[Records excerpted from a collection]
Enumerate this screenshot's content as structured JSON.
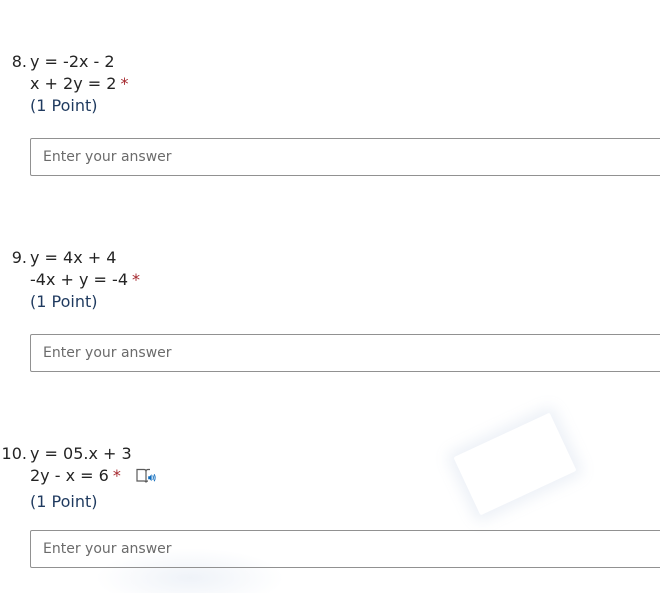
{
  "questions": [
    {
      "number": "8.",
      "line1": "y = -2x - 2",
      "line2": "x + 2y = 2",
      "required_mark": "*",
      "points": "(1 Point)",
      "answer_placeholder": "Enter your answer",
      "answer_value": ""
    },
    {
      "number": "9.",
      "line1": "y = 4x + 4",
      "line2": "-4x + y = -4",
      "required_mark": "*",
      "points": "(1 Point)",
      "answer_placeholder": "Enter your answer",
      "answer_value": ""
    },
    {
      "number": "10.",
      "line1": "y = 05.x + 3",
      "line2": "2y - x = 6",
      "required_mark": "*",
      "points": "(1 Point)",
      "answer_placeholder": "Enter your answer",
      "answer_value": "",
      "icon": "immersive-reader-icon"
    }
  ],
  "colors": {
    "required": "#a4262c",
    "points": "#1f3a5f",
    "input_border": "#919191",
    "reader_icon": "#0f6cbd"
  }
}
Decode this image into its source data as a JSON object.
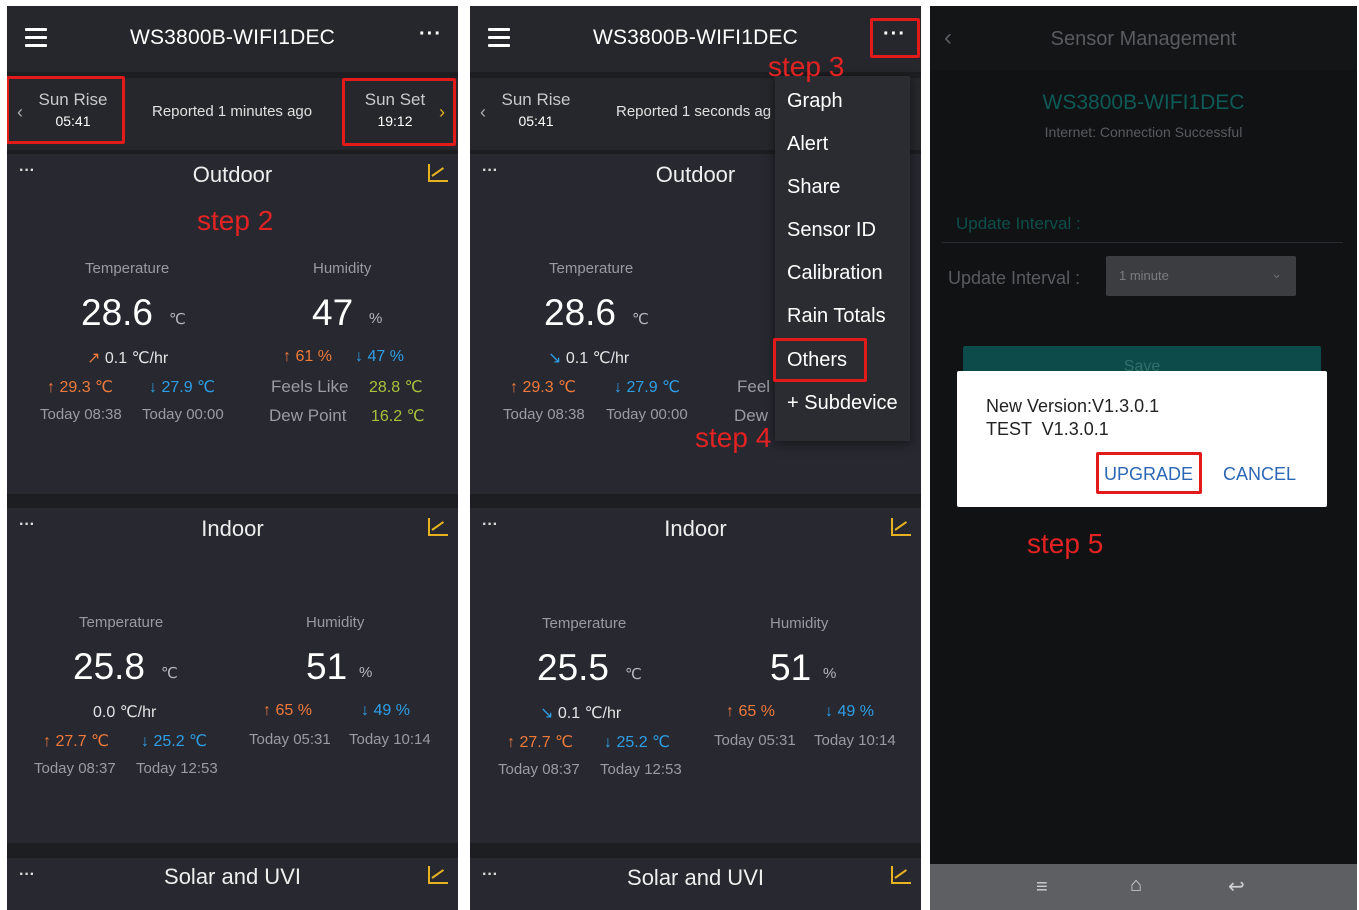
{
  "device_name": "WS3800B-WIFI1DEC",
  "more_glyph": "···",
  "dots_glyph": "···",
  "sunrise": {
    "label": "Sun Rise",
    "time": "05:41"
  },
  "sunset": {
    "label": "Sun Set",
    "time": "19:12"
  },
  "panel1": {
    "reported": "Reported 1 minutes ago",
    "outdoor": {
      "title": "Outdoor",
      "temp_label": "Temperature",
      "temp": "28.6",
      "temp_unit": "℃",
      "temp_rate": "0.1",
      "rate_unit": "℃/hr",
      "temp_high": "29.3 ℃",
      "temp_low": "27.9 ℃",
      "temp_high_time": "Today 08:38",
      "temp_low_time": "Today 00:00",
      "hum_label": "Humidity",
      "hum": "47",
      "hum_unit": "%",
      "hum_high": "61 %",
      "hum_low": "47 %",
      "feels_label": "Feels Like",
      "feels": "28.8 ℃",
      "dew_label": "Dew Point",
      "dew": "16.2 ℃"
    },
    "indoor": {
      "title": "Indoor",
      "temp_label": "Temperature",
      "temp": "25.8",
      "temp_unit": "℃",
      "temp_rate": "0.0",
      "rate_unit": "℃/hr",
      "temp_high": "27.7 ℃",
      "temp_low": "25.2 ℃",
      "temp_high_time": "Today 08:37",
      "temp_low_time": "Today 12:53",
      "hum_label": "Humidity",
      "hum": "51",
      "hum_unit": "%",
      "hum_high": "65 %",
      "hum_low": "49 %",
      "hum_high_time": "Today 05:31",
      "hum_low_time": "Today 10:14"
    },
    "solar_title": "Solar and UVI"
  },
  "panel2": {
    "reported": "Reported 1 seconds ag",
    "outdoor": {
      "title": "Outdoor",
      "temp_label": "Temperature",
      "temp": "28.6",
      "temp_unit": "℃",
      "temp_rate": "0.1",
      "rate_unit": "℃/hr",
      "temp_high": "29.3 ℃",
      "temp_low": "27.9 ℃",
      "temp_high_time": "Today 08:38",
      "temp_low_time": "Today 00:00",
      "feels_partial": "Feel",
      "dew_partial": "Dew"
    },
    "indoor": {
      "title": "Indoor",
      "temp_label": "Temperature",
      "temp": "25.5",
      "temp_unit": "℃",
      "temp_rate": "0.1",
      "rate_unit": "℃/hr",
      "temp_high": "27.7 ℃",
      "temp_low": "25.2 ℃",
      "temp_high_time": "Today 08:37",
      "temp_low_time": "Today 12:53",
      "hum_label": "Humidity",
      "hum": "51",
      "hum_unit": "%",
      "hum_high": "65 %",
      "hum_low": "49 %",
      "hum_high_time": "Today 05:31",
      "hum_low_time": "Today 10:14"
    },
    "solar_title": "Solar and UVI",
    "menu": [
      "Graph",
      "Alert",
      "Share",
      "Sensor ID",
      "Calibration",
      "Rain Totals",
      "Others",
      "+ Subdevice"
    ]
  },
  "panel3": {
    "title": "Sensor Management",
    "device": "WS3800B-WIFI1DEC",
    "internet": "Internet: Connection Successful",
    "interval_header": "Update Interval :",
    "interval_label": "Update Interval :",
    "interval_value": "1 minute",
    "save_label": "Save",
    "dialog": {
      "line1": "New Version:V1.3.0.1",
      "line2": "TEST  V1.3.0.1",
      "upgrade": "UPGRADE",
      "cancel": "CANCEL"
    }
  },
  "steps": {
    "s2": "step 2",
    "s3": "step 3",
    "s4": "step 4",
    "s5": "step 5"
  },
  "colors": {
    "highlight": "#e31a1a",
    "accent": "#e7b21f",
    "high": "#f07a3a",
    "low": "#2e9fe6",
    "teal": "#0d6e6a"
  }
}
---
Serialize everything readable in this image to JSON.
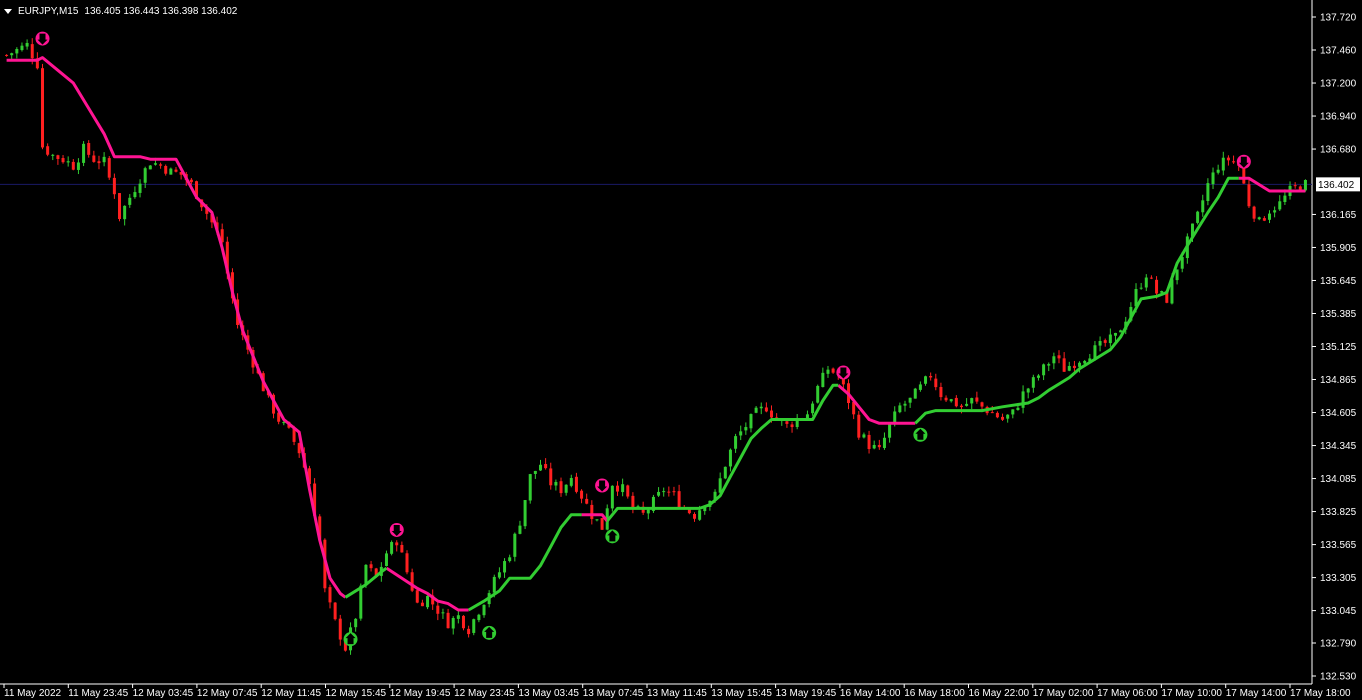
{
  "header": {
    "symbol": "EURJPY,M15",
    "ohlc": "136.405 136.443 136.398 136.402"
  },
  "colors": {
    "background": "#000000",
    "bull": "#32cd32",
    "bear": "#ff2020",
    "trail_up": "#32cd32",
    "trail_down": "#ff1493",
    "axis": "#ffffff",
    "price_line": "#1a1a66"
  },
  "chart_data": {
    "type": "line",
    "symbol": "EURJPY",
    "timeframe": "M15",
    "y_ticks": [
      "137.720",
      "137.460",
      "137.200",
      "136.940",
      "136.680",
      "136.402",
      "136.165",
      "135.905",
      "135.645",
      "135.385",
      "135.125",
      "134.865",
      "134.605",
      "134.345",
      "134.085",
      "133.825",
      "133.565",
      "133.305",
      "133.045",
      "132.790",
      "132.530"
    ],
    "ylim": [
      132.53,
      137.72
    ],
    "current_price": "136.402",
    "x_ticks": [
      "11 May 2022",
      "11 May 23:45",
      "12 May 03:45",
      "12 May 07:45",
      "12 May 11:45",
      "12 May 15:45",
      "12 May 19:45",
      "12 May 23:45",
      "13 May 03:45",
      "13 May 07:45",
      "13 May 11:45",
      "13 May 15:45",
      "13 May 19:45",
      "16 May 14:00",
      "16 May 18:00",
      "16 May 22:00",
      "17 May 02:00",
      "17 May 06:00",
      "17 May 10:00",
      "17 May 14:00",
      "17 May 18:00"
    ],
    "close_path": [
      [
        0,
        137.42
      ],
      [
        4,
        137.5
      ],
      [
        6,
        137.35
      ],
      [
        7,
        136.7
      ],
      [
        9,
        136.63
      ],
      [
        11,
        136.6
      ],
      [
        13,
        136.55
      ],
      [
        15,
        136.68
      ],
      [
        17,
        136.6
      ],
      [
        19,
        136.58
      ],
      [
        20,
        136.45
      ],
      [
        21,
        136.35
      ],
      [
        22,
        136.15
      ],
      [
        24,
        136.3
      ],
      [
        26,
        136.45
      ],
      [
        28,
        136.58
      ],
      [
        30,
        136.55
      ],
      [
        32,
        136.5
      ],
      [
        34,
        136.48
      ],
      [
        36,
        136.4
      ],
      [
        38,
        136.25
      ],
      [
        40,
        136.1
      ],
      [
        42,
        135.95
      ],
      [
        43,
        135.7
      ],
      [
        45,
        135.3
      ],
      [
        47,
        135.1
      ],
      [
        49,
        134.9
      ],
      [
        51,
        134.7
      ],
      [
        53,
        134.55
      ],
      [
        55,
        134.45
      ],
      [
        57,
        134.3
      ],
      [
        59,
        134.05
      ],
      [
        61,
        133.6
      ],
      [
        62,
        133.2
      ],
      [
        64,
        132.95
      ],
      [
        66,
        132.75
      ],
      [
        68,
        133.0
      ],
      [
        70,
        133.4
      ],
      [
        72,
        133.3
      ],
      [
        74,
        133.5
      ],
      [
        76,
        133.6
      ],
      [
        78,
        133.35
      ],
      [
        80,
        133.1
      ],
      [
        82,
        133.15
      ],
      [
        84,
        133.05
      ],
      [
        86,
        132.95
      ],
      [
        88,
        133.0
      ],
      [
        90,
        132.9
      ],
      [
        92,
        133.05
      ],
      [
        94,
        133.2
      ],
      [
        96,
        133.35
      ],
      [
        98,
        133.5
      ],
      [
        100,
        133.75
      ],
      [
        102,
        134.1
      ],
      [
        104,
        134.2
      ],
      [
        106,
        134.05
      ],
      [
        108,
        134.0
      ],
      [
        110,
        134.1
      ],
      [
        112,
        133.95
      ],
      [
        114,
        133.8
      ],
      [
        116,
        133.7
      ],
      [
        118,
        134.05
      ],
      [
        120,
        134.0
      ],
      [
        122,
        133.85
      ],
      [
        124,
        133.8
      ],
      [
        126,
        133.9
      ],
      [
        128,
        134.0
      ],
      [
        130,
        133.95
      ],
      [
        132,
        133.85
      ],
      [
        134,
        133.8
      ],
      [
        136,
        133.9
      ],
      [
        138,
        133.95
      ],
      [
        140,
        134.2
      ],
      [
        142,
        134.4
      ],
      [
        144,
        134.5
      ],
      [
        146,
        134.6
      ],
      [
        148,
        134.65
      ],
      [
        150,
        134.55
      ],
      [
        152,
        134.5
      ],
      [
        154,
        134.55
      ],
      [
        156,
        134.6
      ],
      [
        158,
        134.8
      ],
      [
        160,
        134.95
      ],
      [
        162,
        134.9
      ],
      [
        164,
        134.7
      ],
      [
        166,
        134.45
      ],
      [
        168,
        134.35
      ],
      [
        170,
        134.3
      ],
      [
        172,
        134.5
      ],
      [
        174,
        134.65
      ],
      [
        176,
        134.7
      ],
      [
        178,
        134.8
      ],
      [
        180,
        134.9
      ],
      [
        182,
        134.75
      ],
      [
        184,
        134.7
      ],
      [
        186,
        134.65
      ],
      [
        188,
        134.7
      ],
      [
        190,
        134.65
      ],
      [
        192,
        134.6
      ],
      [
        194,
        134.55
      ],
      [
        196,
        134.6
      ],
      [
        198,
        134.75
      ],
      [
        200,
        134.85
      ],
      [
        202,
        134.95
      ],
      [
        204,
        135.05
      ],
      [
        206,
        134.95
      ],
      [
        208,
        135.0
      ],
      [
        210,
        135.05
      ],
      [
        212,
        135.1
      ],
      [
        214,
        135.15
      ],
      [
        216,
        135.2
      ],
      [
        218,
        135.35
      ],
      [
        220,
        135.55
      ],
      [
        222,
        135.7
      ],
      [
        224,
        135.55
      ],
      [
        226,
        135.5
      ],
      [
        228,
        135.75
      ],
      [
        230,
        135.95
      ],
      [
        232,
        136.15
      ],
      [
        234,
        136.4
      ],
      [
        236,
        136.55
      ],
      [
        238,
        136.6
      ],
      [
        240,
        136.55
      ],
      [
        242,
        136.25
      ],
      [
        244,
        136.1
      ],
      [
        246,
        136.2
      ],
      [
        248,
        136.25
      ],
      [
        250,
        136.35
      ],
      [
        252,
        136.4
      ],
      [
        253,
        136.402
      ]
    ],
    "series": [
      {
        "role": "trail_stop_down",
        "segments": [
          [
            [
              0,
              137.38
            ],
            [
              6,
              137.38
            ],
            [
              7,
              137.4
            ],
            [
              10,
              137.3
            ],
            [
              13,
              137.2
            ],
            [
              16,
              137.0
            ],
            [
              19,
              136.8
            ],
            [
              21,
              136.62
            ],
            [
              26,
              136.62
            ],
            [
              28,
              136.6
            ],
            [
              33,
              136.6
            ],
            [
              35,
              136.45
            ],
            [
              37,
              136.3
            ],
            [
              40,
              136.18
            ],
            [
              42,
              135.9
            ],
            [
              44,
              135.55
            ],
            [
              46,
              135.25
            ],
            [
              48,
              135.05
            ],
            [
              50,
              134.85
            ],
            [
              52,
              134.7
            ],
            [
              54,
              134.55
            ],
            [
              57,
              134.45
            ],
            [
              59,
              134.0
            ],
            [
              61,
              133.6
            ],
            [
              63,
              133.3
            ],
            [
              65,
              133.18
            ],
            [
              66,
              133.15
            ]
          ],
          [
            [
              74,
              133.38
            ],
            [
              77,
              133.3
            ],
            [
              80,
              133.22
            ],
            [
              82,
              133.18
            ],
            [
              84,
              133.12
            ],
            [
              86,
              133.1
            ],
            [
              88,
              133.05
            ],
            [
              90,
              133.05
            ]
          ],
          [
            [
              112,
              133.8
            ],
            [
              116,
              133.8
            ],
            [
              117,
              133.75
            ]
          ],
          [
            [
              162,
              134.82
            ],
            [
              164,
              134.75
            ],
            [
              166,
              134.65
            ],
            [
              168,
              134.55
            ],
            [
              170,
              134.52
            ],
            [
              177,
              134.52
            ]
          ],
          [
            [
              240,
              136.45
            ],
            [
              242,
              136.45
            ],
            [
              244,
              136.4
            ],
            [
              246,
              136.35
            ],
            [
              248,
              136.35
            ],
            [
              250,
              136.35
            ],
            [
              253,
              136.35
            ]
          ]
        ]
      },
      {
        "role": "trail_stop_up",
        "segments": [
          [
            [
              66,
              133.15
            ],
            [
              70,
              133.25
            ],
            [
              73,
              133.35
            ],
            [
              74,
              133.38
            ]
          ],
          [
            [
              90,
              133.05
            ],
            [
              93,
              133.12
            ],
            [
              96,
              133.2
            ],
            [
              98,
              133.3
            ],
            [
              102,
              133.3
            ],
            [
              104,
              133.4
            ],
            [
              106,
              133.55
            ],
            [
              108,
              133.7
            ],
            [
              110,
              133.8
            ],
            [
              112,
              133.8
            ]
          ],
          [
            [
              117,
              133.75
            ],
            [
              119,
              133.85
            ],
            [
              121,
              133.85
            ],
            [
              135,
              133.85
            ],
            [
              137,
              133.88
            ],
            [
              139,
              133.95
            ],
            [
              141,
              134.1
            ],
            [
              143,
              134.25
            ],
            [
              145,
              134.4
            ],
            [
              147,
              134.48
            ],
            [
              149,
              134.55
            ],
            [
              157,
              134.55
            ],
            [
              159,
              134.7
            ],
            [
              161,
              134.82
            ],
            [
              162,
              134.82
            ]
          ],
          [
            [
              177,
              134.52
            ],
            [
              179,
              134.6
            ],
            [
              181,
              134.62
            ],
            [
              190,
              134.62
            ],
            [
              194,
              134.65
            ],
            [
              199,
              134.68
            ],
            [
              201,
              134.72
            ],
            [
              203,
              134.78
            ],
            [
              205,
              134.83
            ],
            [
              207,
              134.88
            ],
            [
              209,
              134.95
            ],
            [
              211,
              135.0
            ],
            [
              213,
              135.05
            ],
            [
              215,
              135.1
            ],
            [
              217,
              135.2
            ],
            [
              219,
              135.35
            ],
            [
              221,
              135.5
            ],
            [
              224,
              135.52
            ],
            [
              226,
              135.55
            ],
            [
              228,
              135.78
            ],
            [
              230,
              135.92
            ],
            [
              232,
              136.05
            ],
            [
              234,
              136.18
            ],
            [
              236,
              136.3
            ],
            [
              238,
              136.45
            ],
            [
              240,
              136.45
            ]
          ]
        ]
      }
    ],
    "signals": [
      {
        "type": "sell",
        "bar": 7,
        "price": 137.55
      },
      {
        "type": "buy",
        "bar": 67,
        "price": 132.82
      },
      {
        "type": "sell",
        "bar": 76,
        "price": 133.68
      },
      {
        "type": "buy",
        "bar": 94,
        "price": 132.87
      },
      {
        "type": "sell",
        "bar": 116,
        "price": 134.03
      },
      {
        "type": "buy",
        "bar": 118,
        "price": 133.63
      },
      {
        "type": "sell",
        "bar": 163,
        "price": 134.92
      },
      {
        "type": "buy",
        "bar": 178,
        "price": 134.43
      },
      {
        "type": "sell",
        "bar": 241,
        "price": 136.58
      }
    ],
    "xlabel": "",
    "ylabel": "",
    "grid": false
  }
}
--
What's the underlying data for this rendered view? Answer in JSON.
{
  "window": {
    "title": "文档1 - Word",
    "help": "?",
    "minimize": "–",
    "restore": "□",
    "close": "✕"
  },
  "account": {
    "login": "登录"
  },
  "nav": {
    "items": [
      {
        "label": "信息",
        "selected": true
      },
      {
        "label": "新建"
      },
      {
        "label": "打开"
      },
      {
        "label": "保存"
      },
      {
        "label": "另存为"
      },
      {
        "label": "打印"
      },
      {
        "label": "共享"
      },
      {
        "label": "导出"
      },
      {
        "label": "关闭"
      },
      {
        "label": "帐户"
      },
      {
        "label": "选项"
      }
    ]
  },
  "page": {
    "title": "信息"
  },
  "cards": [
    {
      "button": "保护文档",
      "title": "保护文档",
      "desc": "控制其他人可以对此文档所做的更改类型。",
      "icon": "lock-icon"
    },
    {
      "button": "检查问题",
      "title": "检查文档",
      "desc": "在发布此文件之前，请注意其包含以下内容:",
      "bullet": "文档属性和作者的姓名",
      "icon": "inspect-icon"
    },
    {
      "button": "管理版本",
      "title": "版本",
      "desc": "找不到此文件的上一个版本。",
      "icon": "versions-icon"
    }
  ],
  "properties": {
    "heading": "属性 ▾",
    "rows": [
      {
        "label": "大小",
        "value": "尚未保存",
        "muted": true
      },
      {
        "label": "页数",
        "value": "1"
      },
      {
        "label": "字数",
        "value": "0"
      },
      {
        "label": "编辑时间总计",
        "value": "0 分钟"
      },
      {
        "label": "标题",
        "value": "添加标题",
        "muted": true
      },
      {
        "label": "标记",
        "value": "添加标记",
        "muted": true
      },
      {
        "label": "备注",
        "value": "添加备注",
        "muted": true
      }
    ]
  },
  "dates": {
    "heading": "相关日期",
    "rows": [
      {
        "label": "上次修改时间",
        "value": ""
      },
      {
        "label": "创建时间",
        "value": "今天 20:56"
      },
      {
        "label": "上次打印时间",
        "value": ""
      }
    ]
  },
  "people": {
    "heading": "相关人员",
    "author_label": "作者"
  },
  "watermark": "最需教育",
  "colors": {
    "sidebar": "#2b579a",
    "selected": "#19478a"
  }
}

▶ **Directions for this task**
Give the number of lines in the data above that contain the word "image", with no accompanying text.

▶ **Answer to this problem**
2